Problem to work on => Give back the entire listing exactly as it was provided.

Recorded information =>
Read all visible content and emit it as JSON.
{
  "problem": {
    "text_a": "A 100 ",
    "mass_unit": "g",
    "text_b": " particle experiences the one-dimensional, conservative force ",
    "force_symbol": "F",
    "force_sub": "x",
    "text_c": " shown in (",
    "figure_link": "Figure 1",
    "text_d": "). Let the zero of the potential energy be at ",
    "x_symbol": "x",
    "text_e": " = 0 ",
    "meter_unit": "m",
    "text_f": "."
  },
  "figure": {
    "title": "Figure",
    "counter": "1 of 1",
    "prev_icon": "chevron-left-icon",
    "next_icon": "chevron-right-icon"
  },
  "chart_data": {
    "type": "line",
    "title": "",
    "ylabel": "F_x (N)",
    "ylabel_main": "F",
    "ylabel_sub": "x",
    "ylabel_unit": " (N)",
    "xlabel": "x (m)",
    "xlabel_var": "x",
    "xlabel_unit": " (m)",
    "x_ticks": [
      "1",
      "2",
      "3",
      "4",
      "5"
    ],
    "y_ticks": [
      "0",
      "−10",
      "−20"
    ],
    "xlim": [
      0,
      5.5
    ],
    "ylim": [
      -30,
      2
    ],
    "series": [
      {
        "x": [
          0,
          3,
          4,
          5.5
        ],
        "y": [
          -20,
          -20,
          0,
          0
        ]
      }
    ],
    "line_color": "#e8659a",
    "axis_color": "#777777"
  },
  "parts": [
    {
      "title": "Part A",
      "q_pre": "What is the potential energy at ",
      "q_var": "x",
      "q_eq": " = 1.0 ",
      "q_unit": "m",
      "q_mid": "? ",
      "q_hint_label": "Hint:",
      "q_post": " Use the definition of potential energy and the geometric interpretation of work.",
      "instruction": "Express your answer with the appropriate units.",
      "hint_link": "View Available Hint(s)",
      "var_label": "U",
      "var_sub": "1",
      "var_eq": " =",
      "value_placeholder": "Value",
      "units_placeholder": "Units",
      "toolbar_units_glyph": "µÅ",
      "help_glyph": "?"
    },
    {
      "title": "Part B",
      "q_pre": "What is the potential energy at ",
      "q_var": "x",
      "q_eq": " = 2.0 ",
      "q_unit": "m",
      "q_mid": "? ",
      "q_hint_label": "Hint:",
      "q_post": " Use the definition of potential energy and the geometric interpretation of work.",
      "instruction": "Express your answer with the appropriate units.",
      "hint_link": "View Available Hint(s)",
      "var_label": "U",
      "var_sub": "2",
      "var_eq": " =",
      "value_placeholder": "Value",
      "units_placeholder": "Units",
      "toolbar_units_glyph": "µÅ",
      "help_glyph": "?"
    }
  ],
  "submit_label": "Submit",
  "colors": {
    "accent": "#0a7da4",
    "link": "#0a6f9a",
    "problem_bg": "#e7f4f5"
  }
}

Output for this task =>
Read all visible content and emit it as JSON.
{
  "problem": {
    "text_a": "A 100 ",
    "mass_unit": "g",
    "text_b": " particle experiences the one-dimensional, conservative force ",
    "force_symbol": "F",
    "force_sub": "x",
    "text_c": " shown in (",
    "figure_link": "Figure 1",
    "text_d": "). Let the zero of the potential energy be at ",
    "x_symbol": "x",
    "text_e": " = 0 ",
    "meter_unit": "m",
    "text_f": "."
  },
  "figure": {
    "title": "Figure",
    "counter": "1 of 1",
    "prev_icon": "chevron-left-icon",
    "next_icon": "chevron-right-icon"
  },
  "chart_data": {
    "type": "line",
    "title": "",
    "ylabel": "F_x (N)",
    "ylabel_main": "F",
    "ylabel_sub": "x",
    "ylabel_unit": " (N)",
    "xlabel": "x (m)",
    "xlabel_var": "x",
    "xlabel_unit": " (m)",
    "x_ticks": [
      "1",
      "2",
      "3",
      "4",
      "5"
    ],
    "y_ticks": [
      "0",
      "−10",
      "−20"
    ],
    "xlim": [
      0,
      5.5
    ],
    "ylim": [
      -30,
      2
    ],
    "series": [
      {
        "x": [
          0,
          3,
          4,
          5.5
        ],
        "y": [
          -20,
          -20,
          0,
          0
        ]
      }
    ],
    "line_color": "#e8659a",
    "axis_color": "#777777"
  },
  "parts": [
    {
      "title": "Part A",
      "q_pre": "What is the potential energy at ",
      "q_var": "x",
      "q_eq": " = 1.0 ",
      "q_unit": "m",
      "q_mid": "? ",
      "q_hint_label": "Hint:",
      "q_post": " Use the definition of potential energy and the geometric interpretation of work.",
      "instruction": "Express your answer with the appropriate units.",
      "hint_link": "View Available Hint(s)",
      "var_label": "U",
      "var_sub": "1",
      "var_eq": " =",
      "value_placeholder": "Value",
      "units_placeholder": "Units",
      "toolbar_units_glyph": "µÅ",
      "help_glyph": "?"
    },
    {
      "title": "Part B",
      "q_pre": "What is the potential energy at ",
      "q_var": "x",
      "q_eq": " = 2.0 ",
      "q_unit": "m",
      "q_mid": "? ",
      "q_hint_label": "Hint:",
      "q_post": " Use the definition of potential energy and the geometric interpretation of work.",
      "instruction": "Express your answer with the appropriate units.",
      "hint_link": "View Available Hint(s)",
      "var_label": "U",
      "var_sub": "2",
      "var_eq": " =",
      "value_placeholder": "Value",
      "units_placeholder": "Units",
      "toolbar_units_glyph": "µÅ",
      "help_glyph": "?"
    }
  ],
  "submit_label": "Submit",
  "colors": {
    "accent": "#0a7da4",
    "link": "#0a6f9a",
    "problem_bg": "#e7f4f5"
  }
}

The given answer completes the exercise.